Online education may seem relatively new, but years of research suggests it can be just as effective as traditional coursework, and often more so. According to a U.S. Department of Education analysis of more than 1,000 learning studies, online students tend to outperform classroom-based students across most disciplines and demographics. Another major review published the same year found that online students had the advantage 70 percent of the time, a gap authors projected would only widen as programs and technologies evolve.

All new learning innovations are met with some degree of scrutiny, but skepticism subsides as methods become more mainstream. Such is the case for online learning. Studies indicate employers who are familiar with online degrees tend to view them more favorably, and more employers are acquainted with them than ever before. The majority of colleges now offer online degrees, including most public, not-for-profit, and Ivy League universities. Online learning is also increasingly prevalent in the workplace as more companies invest in web-based employee training and development programs.

The concern that online students cheat more than traditional students is perhaps misplaced. When researchers at Marshall University conducted a study to measure the prevalence of cheating in online and classroom-based courses, they concluded, “Somewhat surprisingly, the results showed higher rates of academic dishonesty in live courses.” The authors suggest the social familiarity of students in a classroom setting may lessen their sense of moral obligation.

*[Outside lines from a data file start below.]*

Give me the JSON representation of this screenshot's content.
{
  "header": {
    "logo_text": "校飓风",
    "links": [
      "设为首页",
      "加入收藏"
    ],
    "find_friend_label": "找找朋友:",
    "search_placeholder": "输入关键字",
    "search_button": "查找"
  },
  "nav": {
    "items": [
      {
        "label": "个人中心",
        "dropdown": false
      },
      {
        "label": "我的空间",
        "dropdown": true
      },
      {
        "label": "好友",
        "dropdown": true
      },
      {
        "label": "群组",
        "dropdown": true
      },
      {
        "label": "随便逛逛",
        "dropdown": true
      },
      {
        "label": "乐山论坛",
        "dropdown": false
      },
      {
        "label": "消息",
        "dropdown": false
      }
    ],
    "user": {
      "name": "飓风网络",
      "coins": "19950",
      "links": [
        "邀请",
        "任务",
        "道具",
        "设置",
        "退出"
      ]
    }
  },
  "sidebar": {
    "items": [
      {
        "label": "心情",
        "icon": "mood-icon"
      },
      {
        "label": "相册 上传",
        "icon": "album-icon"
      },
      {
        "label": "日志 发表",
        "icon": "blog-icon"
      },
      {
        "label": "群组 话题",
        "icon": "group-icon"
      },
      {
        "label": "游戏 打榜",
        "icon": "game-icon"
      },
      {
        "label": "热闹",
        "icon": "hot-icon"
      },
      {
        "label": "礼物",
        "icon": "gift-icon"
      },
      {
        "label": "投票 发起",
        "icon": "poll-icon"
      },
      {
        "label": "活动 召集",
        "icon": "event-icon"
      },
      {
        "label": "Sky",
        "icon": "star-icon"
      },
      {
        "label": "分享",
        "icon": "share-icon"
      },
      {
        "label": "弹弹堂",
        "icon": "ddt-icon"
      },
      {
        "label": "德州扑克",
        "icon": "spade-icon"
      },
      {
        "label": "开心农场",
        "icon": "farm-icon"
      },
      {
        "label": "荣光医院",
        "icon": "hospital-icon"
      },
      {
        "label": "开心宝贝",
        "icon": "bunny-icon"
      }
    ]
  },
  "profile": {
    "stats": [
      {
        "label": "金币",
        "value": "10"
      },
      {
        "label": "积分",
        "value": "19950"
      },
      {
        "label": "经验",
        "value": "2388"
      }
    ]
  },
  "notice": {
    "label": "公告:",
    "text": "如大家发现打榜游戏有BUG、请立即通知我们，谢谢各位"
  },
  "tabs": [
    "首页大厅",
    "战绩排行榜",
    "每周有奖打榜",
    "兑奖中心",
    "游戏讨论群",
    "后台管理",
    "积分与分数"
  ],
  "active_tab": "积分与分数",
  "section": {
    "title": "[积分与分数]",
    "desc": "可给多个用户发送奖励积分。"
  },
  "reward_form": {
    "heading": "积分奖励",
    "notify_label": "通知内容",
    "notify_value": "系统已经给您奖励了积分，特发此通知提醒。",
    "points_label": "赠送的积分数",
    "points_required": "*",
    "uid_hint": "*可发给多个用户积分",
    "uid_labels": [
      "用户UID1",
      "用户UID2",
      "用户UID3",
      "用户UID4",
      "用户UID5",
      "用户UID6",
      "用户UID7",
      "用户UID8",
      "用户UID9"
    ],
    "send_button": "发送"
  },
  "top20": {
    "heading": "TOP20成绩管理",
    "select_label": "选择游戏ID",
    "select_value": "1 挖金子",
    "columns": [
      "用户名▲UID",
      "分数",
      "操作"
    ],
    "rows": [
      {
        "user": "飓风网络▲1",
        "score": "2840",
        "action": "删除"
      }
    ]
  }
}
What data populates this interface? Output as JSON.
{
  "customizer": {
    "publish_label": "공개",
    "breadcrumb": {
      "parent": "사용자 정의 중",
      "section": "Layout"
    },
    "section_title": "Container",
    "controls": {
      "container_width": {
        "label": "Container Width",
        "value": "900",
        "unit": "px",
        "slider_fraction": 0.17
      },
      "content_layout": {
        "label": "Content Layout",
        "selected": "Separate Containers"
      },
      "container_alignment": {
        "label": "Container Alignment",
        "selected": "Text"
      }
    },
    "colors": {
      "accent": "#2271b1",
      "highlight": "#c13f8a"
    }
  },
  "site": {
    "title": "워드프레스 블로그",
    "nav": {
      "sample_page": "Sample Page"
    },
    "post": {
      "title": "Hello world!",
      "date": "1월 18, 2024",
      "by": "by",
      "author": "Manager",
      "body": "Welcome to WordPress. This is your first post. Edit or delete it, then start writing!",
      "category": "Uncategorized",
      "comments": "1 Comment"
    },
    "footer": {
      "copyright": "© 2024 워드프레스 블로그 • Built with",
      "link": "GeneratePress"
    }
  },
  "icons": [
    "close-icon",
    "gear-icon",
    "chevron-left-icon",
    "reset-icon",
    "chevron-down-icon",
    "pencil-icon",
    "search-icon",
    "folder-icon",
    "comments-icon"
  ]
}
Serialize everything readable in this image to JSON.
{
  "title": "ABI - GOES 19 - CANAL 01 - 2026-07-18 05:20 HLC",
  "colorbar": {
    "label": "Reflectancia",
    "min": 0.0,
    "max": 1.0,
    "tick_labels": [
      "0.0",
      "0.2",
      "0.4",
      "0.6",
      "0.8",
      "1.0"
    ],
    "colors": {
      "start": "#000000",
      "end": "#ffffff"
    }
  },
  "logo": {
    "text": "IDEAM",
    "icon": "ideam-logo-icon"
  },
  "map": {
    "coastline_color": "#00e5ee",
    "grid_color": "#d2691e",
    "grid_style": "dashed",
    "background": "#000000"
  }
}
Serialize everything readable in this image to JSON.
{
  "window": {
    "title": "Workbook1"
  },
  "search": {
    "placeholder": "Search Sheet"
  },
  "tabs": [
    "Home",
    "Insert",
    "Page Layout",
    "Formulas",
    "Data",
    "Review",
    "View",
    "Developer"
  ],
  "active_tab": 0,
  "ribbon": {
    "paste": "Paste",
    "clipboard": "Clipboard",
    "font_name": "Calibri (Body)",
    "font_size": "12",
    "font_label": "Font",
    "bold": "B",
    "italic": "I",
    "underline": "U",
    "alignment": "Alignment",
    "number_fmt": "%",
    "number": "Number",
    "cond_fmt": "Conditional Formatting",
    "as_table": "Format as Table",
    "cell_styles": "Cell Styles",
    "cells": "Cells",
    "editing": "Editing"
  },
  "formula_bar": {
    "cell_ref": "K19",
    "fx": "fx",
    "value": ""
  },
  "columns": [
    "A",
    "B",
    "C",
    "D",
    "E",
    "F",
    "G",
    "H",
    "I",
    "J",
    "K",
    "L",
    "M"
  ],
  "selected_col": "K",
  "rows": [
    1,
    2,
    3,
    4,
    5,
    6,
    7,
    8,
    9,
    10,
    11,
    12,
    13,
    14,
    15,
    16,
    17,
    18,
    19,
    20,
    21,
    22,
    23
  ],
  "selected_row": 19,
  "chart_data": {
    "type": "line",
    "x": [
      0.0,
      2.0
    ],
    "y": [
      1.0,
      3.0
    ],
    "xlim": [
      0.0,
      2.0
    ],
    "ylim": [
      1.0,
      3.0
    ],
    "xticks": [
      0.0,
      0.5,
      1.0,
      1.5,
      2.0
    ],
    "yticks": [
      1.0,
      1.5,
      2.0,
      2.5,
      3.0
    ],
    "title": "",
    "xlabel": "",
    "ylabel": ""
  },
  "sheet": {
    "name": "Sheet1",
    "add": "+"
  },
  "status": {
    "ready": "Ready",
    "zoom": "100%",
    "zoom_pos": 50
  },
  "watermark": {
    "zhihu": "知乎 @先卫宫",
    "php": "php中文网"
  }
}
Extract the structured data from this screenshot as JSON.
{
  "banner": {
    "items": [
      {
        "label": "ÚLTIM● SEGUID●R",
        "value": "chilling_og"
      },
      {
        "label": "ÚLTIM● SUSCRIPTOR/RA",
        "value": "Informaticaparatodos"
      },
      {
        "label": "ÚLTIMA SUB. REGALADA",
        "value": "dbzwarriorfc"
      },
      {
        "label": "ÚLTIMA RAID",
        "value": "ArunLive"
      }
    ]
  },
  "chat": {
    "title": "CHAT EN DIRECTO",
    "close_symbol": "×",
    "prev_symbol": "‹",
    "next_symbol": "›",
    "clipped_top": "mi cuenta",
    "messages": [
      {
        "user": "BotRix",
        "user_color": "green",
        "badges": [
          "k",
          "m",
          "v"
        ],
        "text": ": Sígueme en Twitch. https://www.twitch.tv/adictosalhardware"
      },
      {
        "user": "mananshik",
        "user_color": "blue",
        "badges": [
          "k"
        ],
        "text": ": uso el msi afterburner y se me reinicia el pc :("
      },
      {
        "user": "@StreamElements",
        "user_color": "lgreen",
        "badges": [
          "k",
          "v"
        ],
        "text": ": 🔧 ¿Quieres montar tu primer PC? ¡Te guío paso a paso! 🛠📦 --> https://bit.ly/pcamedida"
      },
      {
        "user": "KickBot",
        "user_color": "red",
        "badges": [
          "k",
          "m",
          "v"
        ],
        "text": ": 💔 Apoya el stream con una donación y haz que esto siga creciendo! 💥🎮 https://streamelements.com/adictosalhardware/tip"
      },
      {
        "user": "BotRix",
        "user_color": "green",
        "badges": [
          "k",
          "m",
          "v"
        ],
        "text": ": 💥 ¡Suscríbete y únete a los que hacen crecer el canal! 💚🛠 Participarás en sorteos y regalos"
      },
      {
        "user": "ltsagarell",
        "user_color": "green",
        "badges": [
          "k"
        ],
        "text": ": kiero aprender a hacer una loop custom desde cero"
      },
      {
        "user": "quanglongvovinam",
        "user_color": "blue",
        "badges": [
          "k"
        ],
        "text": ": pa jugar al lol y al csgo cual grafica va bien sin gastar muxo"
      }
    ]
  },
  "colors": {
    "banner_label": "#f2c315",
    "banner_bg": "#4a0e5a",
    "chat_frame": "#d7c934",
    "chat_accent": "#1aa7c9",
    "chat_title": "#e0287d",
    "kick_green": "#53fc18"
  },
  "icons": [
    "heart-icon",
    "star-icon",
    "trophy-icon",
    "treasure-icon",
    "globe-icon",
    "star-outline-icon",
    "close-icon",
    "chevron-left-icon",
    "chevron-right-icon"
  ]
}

Choosing the right course takes time and careful research no matter how one intends to study. Learning styles, goals, and programs always vary, but students considering online courses must consider technical skills, ability to self-motivate, and other factors specific to the medium. Online course demos and trials can also be helpful.
Our platform is typically designed to be as user-friendly as possible: intuitive controls, clear instructions, and tutorials guide students through new tasks. However, students still need basic computer skills to access and navigate these programs. These skills include: using a keyboard and a mouse; running computer programs; using the Internet; sending and receiving email; using word processing programs; and using forums and other collaborative tools. Most online programs publish such requirements on their websites. If not, an admissions adviser can help.